Ready for future foods
White has been outspoken about fellow chefs wanting to turn established restaurants fully vegan. He supported Claridges’ decision to rebuff chef Danial Humm’s request and see’s no business sense in the maneuver. However, he remains open to new innovations within the culinary field.
White no longer conducts a kitchen, but he has announced that 3D printed vegan steaks will be sold in his restaurants. The ‘meat’ will be supplied by Israel’s Redefine Meat and will be priced comparably to standard beef. “It’s the cleverest product I’ve seen in my entire career,” he told i News. “When I first tried it, I snapped it in half to look at the structure, and it’s got the texture of a cheek of beef or brisket.
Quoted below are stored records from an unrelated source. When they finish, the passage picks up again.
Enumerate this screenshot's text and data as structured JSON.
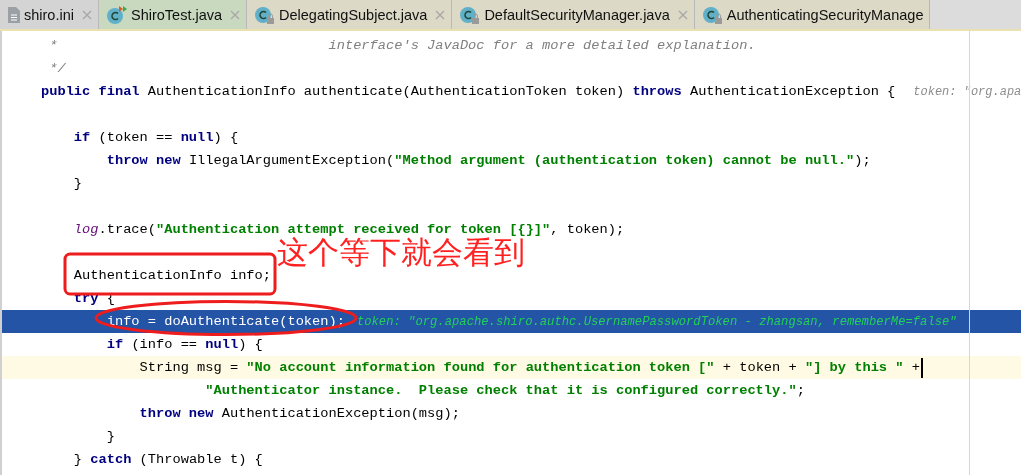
{
  "tabs": [
    {
      "label": "shiro.ini",
      "kind": "text-file",
      "color": "#d4d4d4",
      "closable": true
    },
    {
      "label": "ShiroTest.java",
      "kind": "test-class",
      "color": "#c8d9c0",
      "closable": true
    },
    {
      "label": "DelegatingSubject.java",
      "kind": "library-class",
      "color": "#dcd9c6",
      "closable": true
    },
    {
      "label": "DefaultSecurityManager.java",
      "kind": "library-class",
      "color": "#dcd9c6",
      "closable": true
    },
    {
      "label": "AuthenticatingSecurityManage",
      "kind": "library-class",
      "color": "#dcd9c6",
      "closable": false
    }
  ],
  "code_lines": [
    {
      "kind": "code",
      "tokens": [
        {
          "kind": "comment",
          "text": " *                                 interface's JavaDoc for a more detailed explanation."
        }
      ]
    },
    {
      "kind": "code",
      "tokens": [
        {
          "kind": "comment",
          "text": " */"
        }
      ]
    },
    {
      "kind": "code",
      "tokens": [
        {
          "kind": "kw",
          "text": "public final"
        },
        {
          "kind": "plain",
          "text": " AuthenticationInfo authenticate(AuthenticationToken token) "
        },
        {
          "kind": "kw",
          "text": "throws"
        },
        {
          "kind": "plain",
          "text": " AuthenticationException {"
        },
        {
          "kind": "hint",
          "text": "token: \"org.apa"
        }
      ]
    },
    {
      "kind": "blank"
    },
    {
      "kind": "code",
      "tokens": [
        {
          "kind": "kw",
          "text": "    if"
        },
        {
          "kind": "plain",
          "text": " (token == "
        },
        {
          "kind": "kw",
          "text": "null"
        },
        {
          "kind": "plain",
          "text": ") {"
        }
      ]
    },
    {
      "kind": "code",
      "tokens": [
        {
          "kind": "kw",
          "text": "        throw new"
        },
        {
          "kind": "plain",
          "text": " IllegalArgumentException("
        },
        {
          "kind": "str",
          "text": "\"Method argument (authentication token) cannot be null.\""
        },
        {
          "kind": "plain",
          "text": ");"
        }
      ]
    },
    {
      "kind": "code",
      "tokens": [
        {
          "kind": "plain",
          "text": "    }"
        }
      ]
    },
    {
      "kind": "blank"
    },
    {
      "kind": "code",
      "tokens": [
        {
          "kind": "field",
          "text": "    log"
        },
        {
          "kind": "plain",
          "text": ".trace("
        },
        {
          "kind": "str",
          "text": "\"Authentication attempt received for token [{}]\""
        },
        {
          "kind": "plain",
          "text": ", token);"
        }
      ]
    },
    {
      "kind": "blank"
    },
    {
      "kind": "code",
      "tokens": [
        {
          "kind": "plain",
          "text": "    AuthenticationInfo info;"
        }
      ]
    },
    {
      "kind": "code",
      "tokens": [
        {
          "kind": "kw",
          "text": "    try"
        },
        {
          "kind": "plain",
          "text": " {"
        }
      ]
    },
    {
      "kind": "execution",
      "tokens": [
        {
          "kind": "plain",
          "text": "        info = doAuthenticate(token);"
        },
        {
          "kind": "hint",
          "text": "token: \"org.apache.shiro.authc.UsernamePasswordToken - zhangsan, rememberMe=false\""
        }
      ]
    },
    {
      "kind": "code",
      "tokens": [
        {
          "kind": "kw",
          "text": "        if"
        },
        {
          "kind": "plain",
          "text": " (info == "
        },
        {
          "kind": "kw",
          "text": "null"
        },
        {
          "kind": "plain",
          "text": ") {"
        }
      ]
    },
    {
      "kind": "caret",
      "tokens": [
        {
          "kind": "plain",
          "text": "            String msg = "
        },
        {
          "kind": "str",
          "text": "\"No account information found for authentication token [\""
        },
        {
          "kind": "plain",
          "text": " + token + "
        },
        {
          "kind": "str",
          "text": "\"] by this \""
        },
        {
          "kind": "plain",
          "text": " +"
        }
      ]
    },
    {
      "kind": "code",
      "tokens": [
        {
          "kind": "str",
          "text": "                    \"Authenticator instance.  Please check that it is configured correctly.\""
        },
        {
          "kind": "plain",
          "text": ";"
        }
      ]
    },
    {
      "kind": "code",
      "tokens": [
        {
          "kind": "kw",
          "text": "            throw new"
        },
        {
          "kind": "plain",
          "text": " AuthenticationException(msg);"
        }
      ]
    },
    {
      "kind": "code",
      "tokens": [
        {
          "kind": "plain",
          "text": "        }"
        }
      ]
    },
    {
      "kind": "code",
      "tokens": [
        {
          "kind": "plain",
          "text": "    } "
        },
        {
          "kind": "kw",
          "text": "catch"
        },
        {
          "kind": "plain",
          "text": " (Throwable t) {"
        }
      ]
    }
  ],
  "annotation": {
    "note": "这个等下就会看到"
  }
}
I could make a boeuf bourguignon and you wouldn’t know it wasn’t meat.”
The protégé that follows his lead
Gordon Ramsay trained under White, the latter famously making the former cry during their time together. Despite a baptism by fire in White’s kitchen, it appears that Ramsay is still heavily influenced by his former teacher’s experience.
Having been outspoken about vegans in the past, Ramsay has set his sights on welcoming plant-based food into his restaurants. His new Chicago restaurant features a vegan burger and diners can choose to substitute meat-free patty into any other burger offered.
Ramsay has appeared to soften in his stance on veganism. The latest series of Hell’s Kitchen featured a vegan chef, Josie Clemens. He has also experimented with a month-long plant-based-only menu at his Street Pizza restaurant in London.
All images courtesy of Marco Pierre White.